Today, Montana Governor Steve Bullock signed SB 405 into law, making Montana the 29th state in the country to expand health coverage for low-income residents through Medicaid expansion.
Thanks to this bill, up to 70,000 Montana residents who are currently uninsured will be eligible for quality, affordable health coverage for the first time. It’s a big victory for Montana families and communities. But it didn’t come without a fight.
To an outside observer, the odds may not have looked good going into the 2015 legislative session. Medicaid expansion had already failed to clear the Montana Legislature once before. And the Montana chapter of Americans for Prosperity (AFP is the flagship organization in the Koch network) was throwing all its weight behind ginning up opposition and trying to scare moderate lawmakers away from the negotiating table.
But the Healthy Montana Campaign, a statewide coalition of 10 core partner organizations working in support of Medicaid expansion, was undeterred. Through three years of disciplined organizing, the coalition sent a clear message: when it comes to quality, affordable health care, we’re in it to win it. And that’s exactly what they did.
The Montana Organizing Project (MOP), an affiliate of the Alliance for a Just Society, played an integral role in the organizing that made this victory possible, mobilizing its base of members and leaders across the state, including in rural and eastern Montana, to join the fight.
MOP and HMC partners knew it would require a large-scale grassroots effort to overcome the Koch money on the other side. So they started early. And never quit.
In 2014, when MOP ran a nonpartisan civic engagement project focusing on low-income women voters that logged 19,000 phone calls, 3,500 doors knocked, and more than 3,000 “I pledge to vote” cards. They not only boosted turnout in their target universe – they also built a list of Medicaid expansion supporters, and prepared those supporters to take action.
As the 2015 session got underway, MOP mobilized its supporters to turn out at rallies, testify at legislative hearings, make calls to key legislators, and write letters to the editor.
Leaders in the Campaign expected an onslaught of opposition from Americans for Prosperity. But at the first legislative hearing, the Healthy Montana Campaign rallied 250 supporters, including businesses and statewide organizations. Americans for Prosperity turned out fewer than a dozen people in opposition.
Through this show of strength in numbers, partners in the HMC highlighted the difference between their grassroots support from Montana families and AFP’s astroturf opposition.
That set the tone for the debates to follow.

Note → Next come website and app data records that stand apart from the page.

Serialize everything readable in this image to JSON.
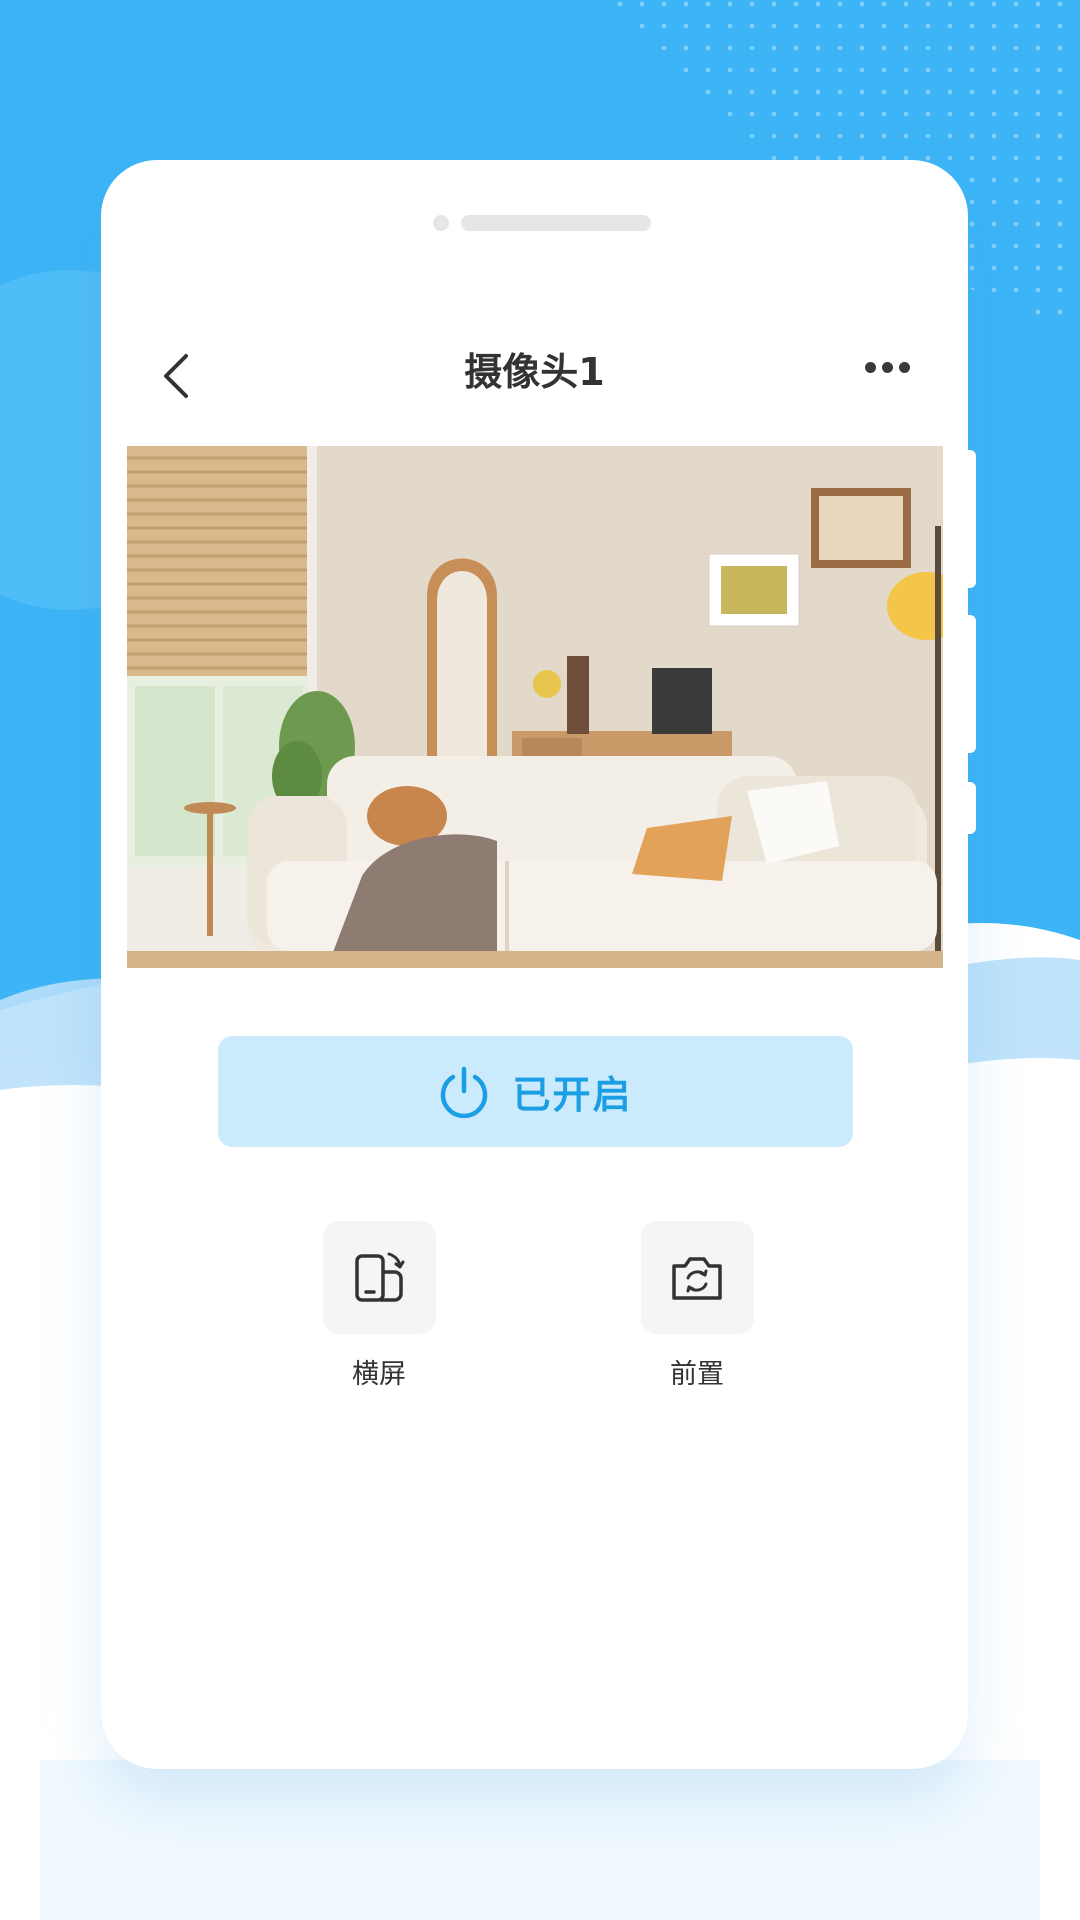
{
  "header": {
    "title": "摄像头1"
  },
  "power": {
    "label": "已开启",
    "state": "on",
    "accent_color": "#1b9ee3",
    "background_color": "#cbeafc"
  },
  "actions": [
    {
      "label": "横屏",
      "icon": "rotate-screen-icon"
    },
    {
      "label": "前置",
      "icon": "camera-switch-icon"
    }
  ],
  "theme": {
    "sky_blue": "#3cb4f6",
    "wave_light": "#b8e0fb"
  }
}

And when AFP tried to run town hall meetings in the home districts of swing legislators to drum up opposition, they got out-smarted and out-organized: the targeted legislators showed up, won the crowds over, and turned them against AFP.
The final deal on Medicaid expansion in Montana isn’t perfect. It includes some provisions the HMC strongly opposed – like mandatory premiums (up to 2 percent of the recipient’s income), a co-pay of up to 3 percent, the ability to remove people who earn above 100 percent of the poverty level and fail to pay their premiums from the program, and a sunset provision.
But the Campaign won on its two most important goals: making sure the final deal accepts all of the federal funding available for Montana, and ensuring that everyone earning up to 138 percent of the poverty level (about $16,000 for a single person) will be eligible. That means up to 70,000 low-income Montanans who’ve had nowhere to turn will be eligible for quality, affordable health coverage thanks to Medicaid expansion.
The passage of Medicaid expansion will also help small, rural hospitals across Montana – hospitals that may otherwise have faced closure due to funding shortfalls – to remain solvent, preserving access to health care for rural communities and preserving good-paying health care jobs in those communities.
The work for quality, affordable health care in Montana isn’t over, of course. While today’s signing of Medicaid expansion is a great stride in expanding health coverage, there’s still a lot of work to do to make sure getting health coverage translates into getting health care, especially for women, Native Americans, and rural residents. MOP and the HMC partners look forward to engaging in the Waiver process to ensure that as many Montanans as possible get covered and get on the path to quality care.
There’s a lot more organizing and more fights ahead to make health care reform fulfill the promise of eliminating race and gender-based disparities in health access and outcomes in Montana. The Montana Organizing Project will be in the thick of that work.